*Exercise goal*
Filter the records below, keeping only lines with the string "name".

Segment Open

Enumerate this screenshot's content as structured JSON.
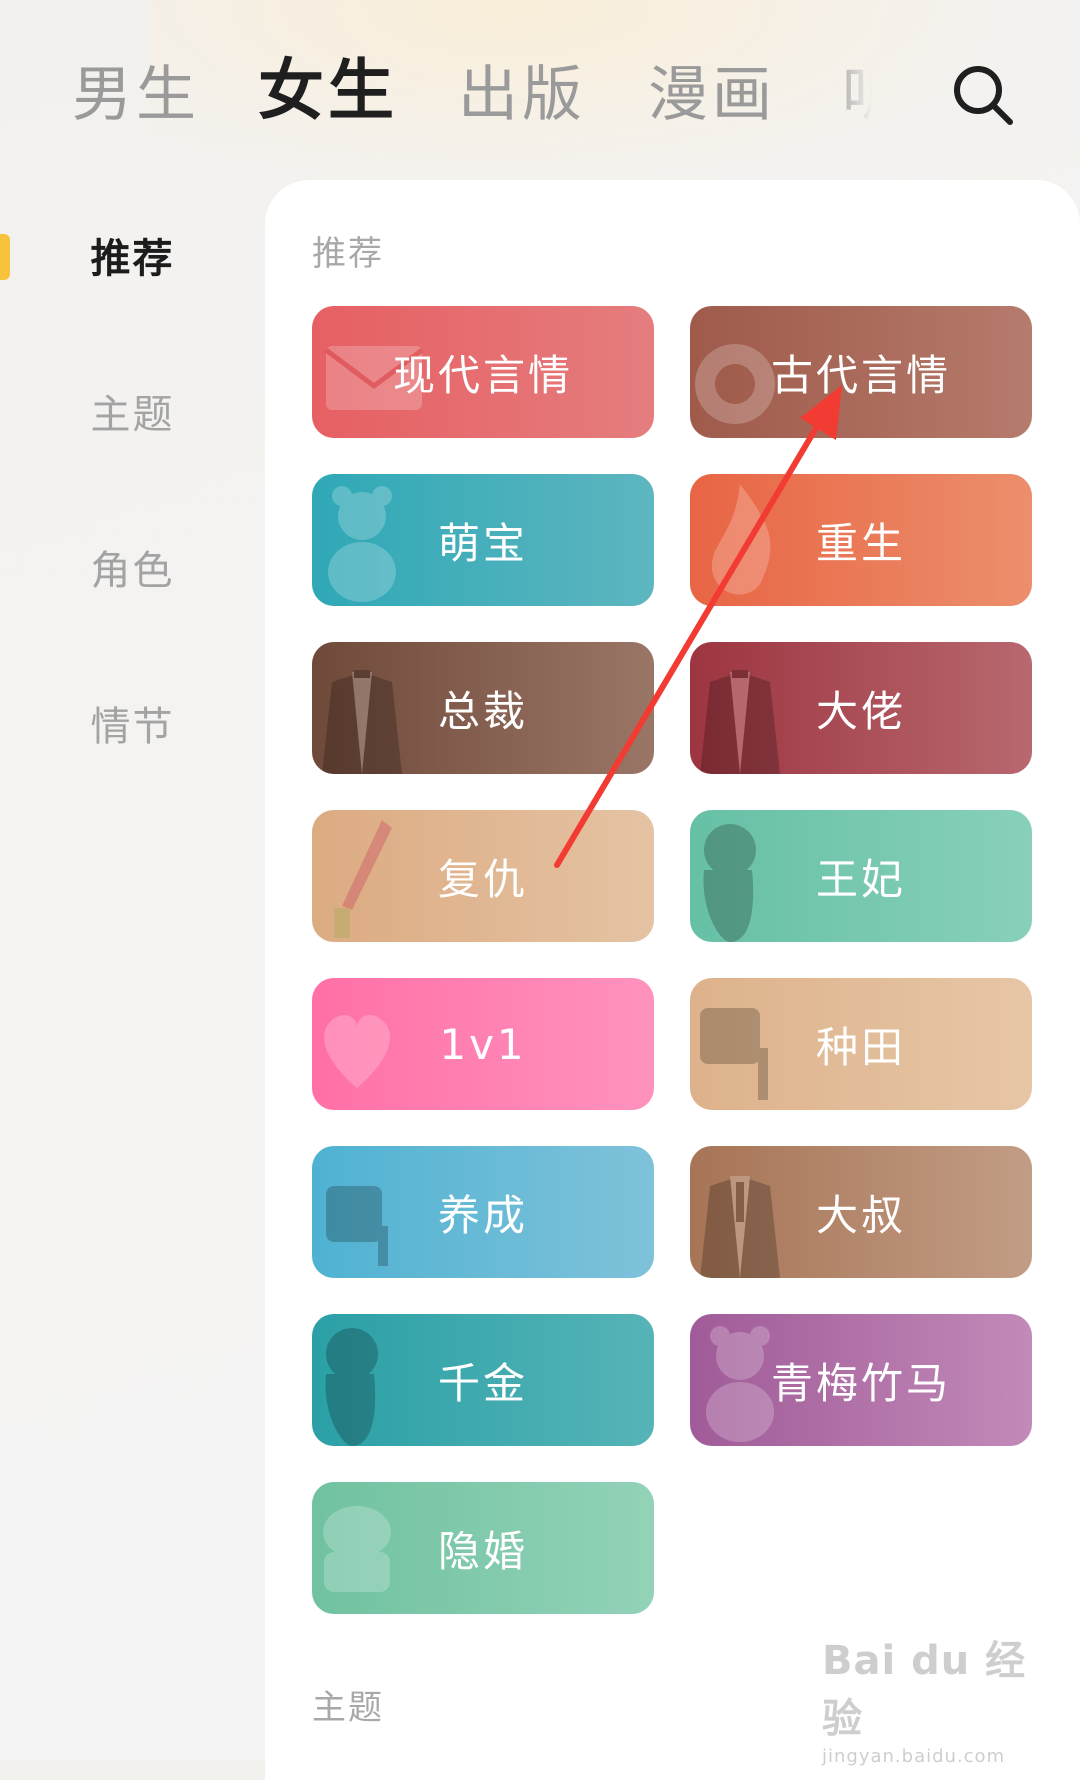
{
  "top_tabs": [
    {
      "label": "男生"
    },
    {
      "label": "女生"
    },
    {
      "label": "出版"
    },
    {
      "label": "漫画"
    },
    {
      "label": "听"
    }
  ],
  "active_tab": "女生",
  "search_icon": "search-icon",
  "sidebar": {
    "items": [
      {
        "label": "推荐"
      },
      {
        "label": "主题"
      },
      {
        "label": "角色"
      },
      {
        "label": "情节"
      }
    ],
    "active": "推荐",
    "indicator_color": "#f8c33c"
  },
  "sections": [
    {
      "title": "推荐"
    },
    {
      "title": "主题"
    }
  ],
  "categories": [
    {
      "label": "现代言情",
      "color_from": "#e65f63",
      "color_to": "#e57d7e",
      "icon": "letter-icon"
    },
    {
      "label": "古代言情",
      "color_from": "#9f5a4a",
      "color_to": "#b57b6c",
      "icon": "fan-icon"
    },
    {
      "label": "萌宝",
      "color_from": "#2fa8b6",
      "color_to": "#5db6c0",
      "icon": "teddy-bear-icon"
    },
    {
      "label": "重生",
      "color_from": "#e86544",
      "color_to": "#ec8f6c",
      "icon": "fire-icon"
    },
    {
      "label": "总裁",
      "color_from": "#6f4939",
      "color_to": "#9a7666",
      "icon": "suit-icon"
    },
    {
      "label": "大佬",
      "color_from": "#9d3540",
      "color_to": "#b8686f",
      "icon": "suit-icon"
    },
    {
      "label": "复仇",
      "color_from": "#dcab82",
      "color_to": "#e5c3a3",
      "icon": "dagger-icon"
    },
    {
      "label": "王妃",
      "color_from": "#66c0a6",
      "color_to": "#88d0bb",
      "icon": "lady-icon"
    },
    {
      "label": "1v1",
      "color_from": "#ff6fa6",
      "color_to": "#ff93bd",
      "icon": "heart-icon"
    },
    {
      "label": "种田",
      "color_from": "#ddb28b",
      "color_to": "#e7c6a6",
      "icon": "shovel-icon"
    },
    {
      "label": "养成",
      "color_from": "#4fb2d2",
      "color_to": "#7fc2da",
      "icon": "watering-can-icon"
    },
    {
      "label": "大叔",
      "color_from": "#a77456",
      "color_to": "#c29d85",
      "icon": "suit-icon"
    },
    {
      "label": "千金",
      "color_from": "#2aa0a6",
      "color_to": "#56b4b7",
      "icon": "lady-icon"
    },
    {
      "label": "青梅竹马",
      "color_from": "#a05b98",
      "color_to": "#c28ab8",
      "icon": "teddy-bear-icon"
    },
    {
      "label": "隐婚",
      "color_from": "#70c2a1",
      "color_to": "#93d2b8",
      "icon": "ring-box-icon"
    }
  ],
  "annotation_arrow_color": "#f23c33",
  "watermark": {
    "main": "Bai du 经验",
    "sub": "jingyan.baidu.com"
  }
}
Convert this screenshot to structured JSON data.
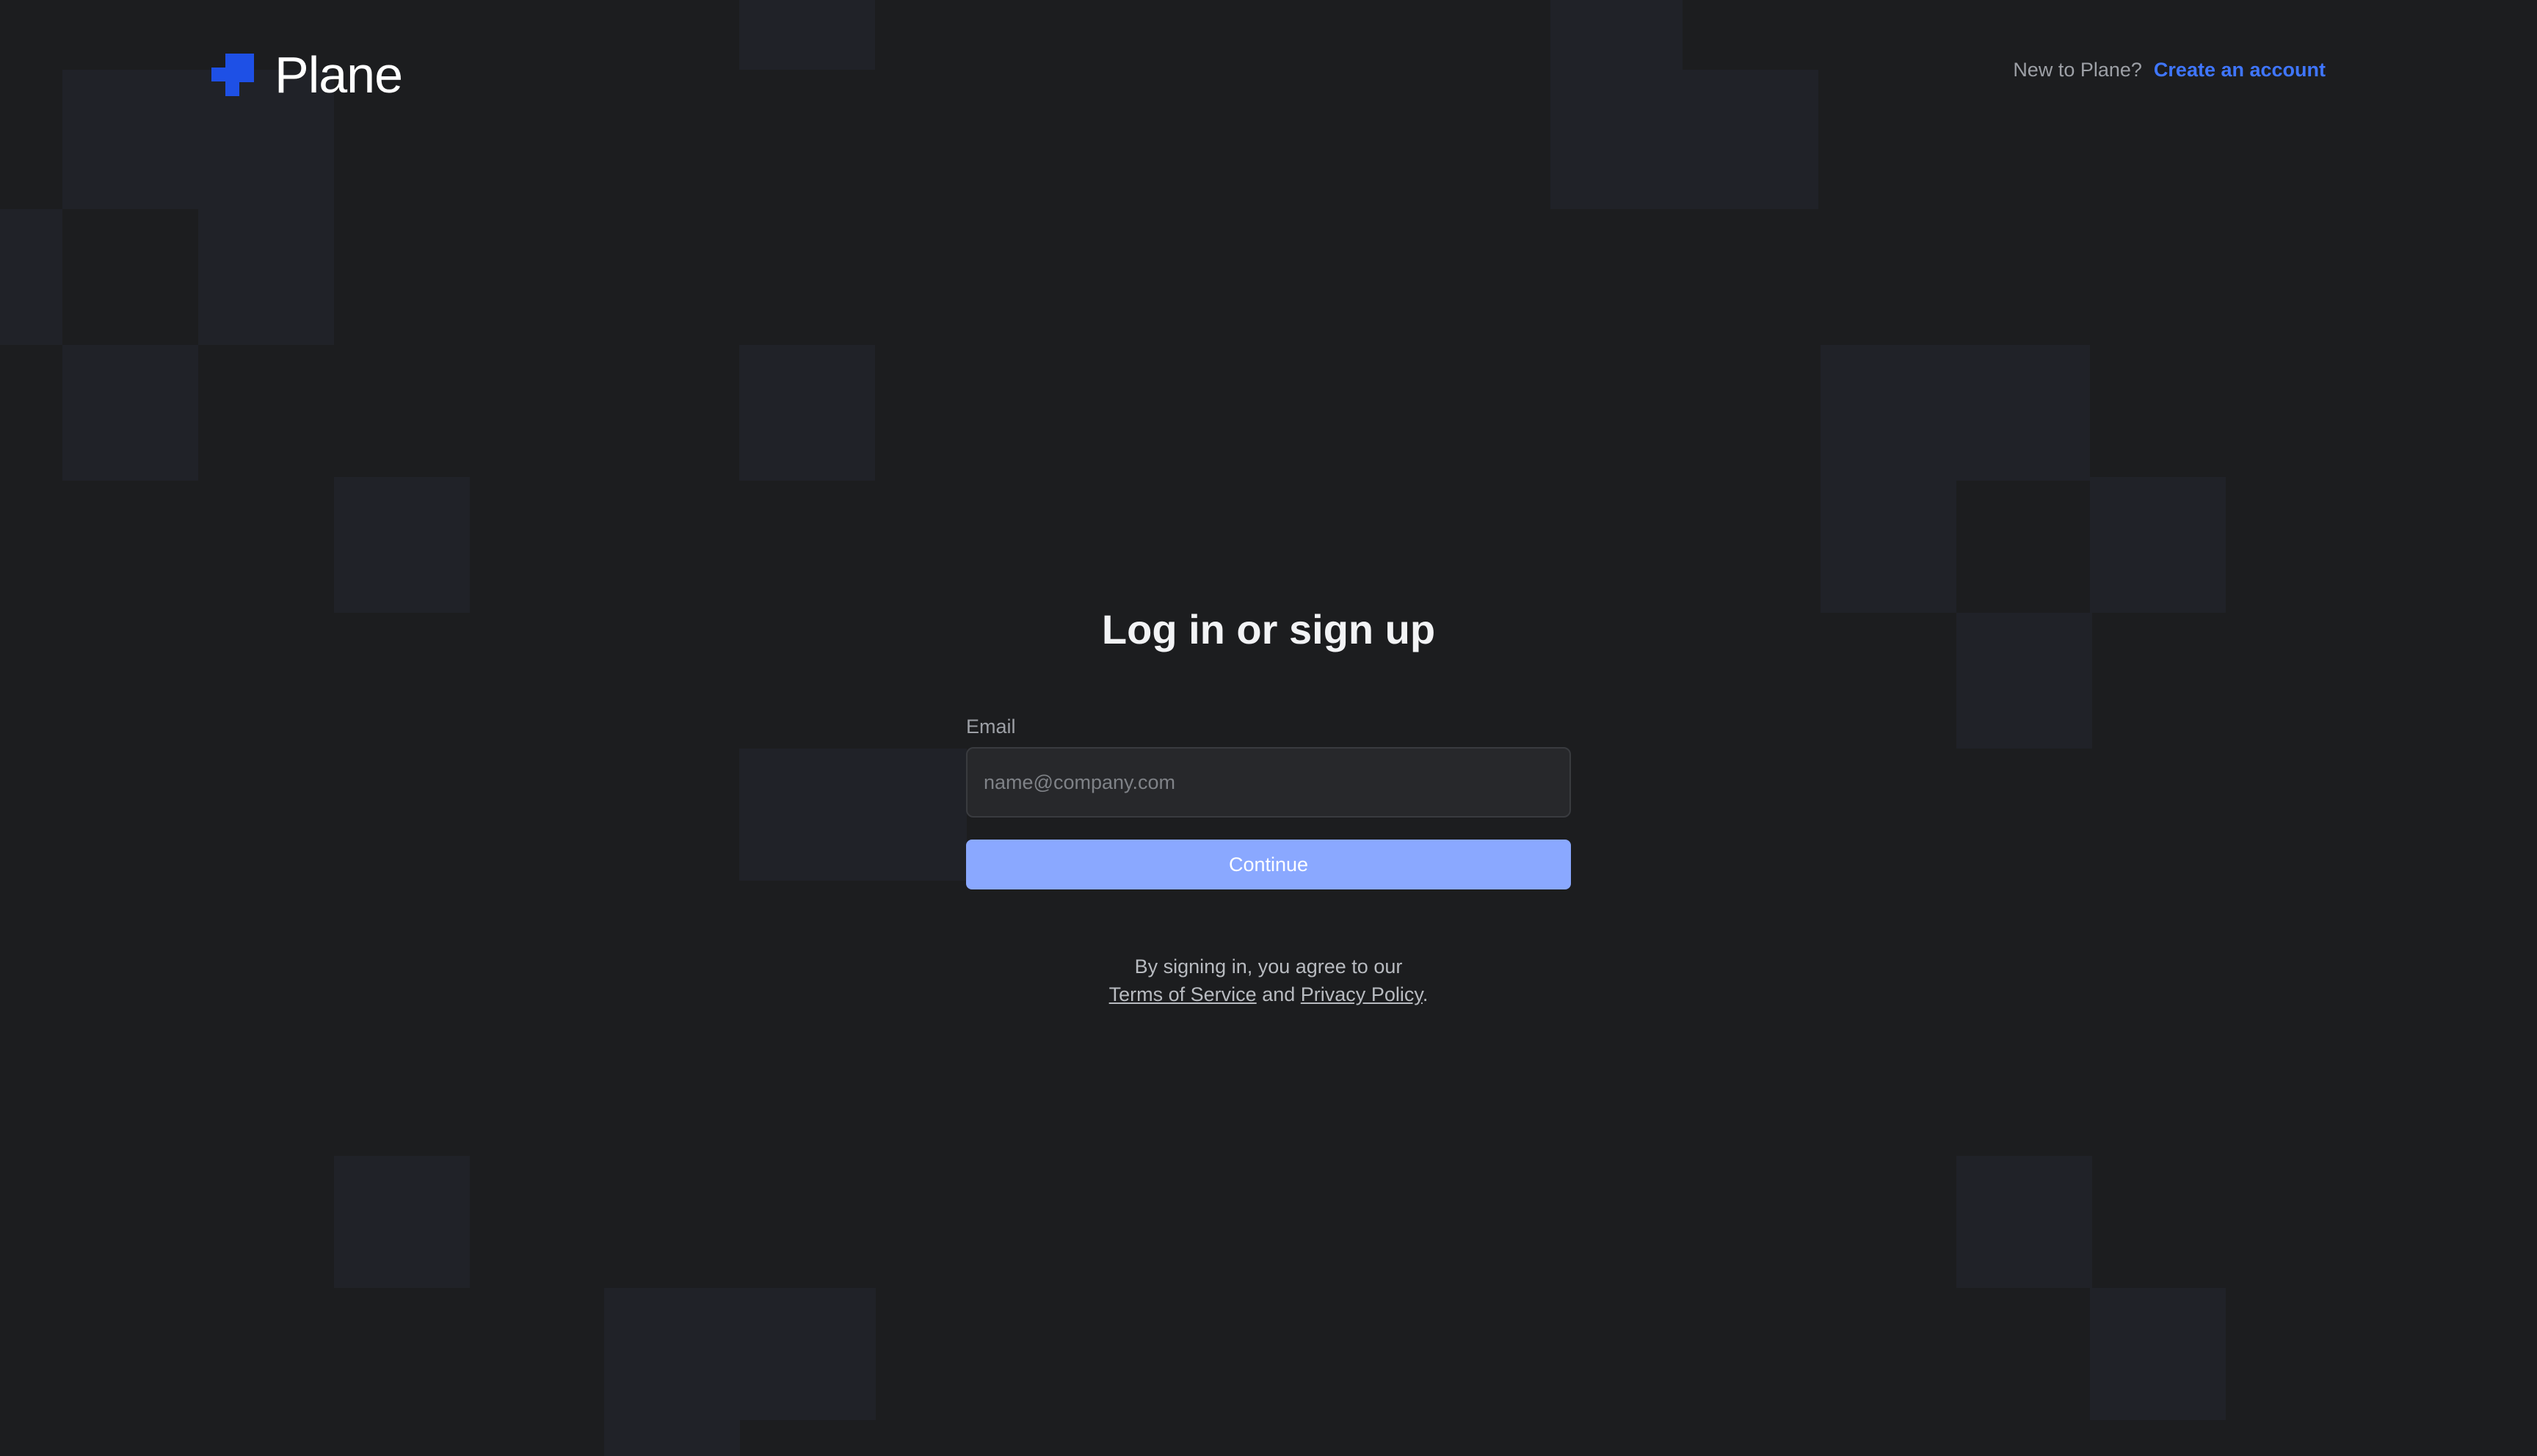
{
  "brand": {
    "name": "Plane",
    "accent_color": "#3f76ff",
    "logo_color": "#1e50e6"
  },
  "header": {
    "prompt": "New to Plane?",
    "signup_link": "Create an account"
  },
  "auth": {
    "title": "Log in or sign up",
    "email_label": "Email",
    "email_placeholder": "name@company.com",
    "email_value": "",
    "continue_label": "Continue"
  },
  "legal": {
    "prefix": "By signing in, you agree to our",
    "terms_label": "Terms of Service",
    "and_text": "and",
    "privacy_label": "Privacy Policy",
    "suffix": "."
  },
  "colors": {
    "background": "#1c1d1f",
    "grid_tile": "#202228",
    "button": "#8aa8ff"
  }
}
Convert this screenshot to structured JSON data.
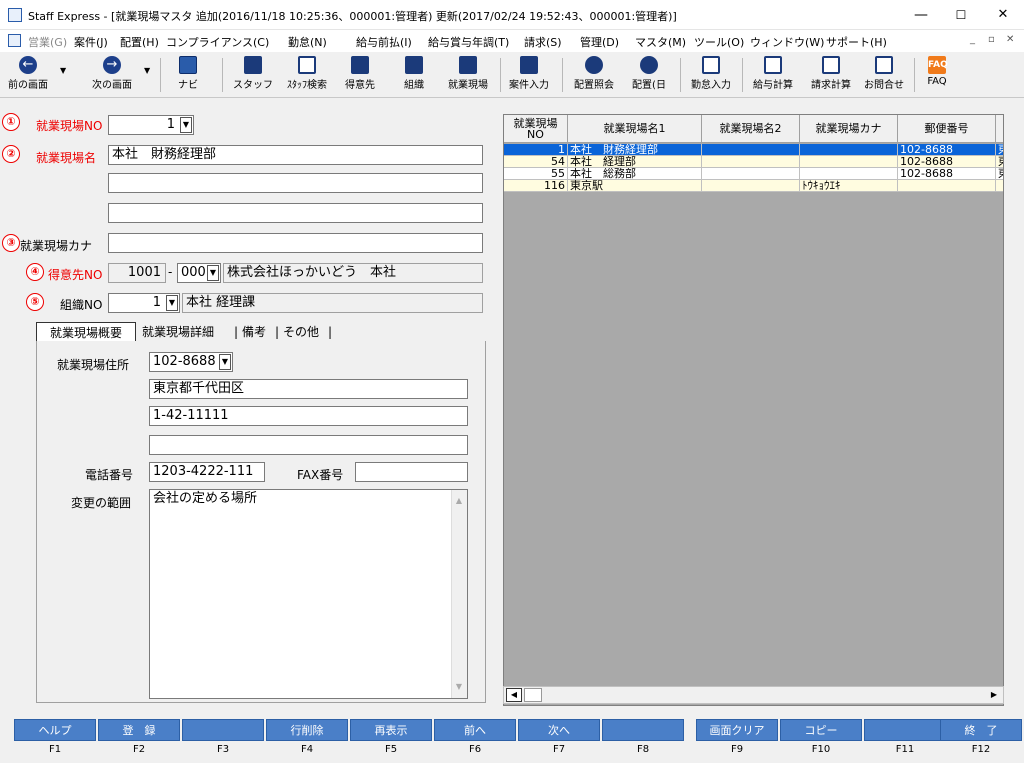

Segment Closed

*Answer to this task*
    "name": "Plane",
    "email_placeholder": "name@company.com",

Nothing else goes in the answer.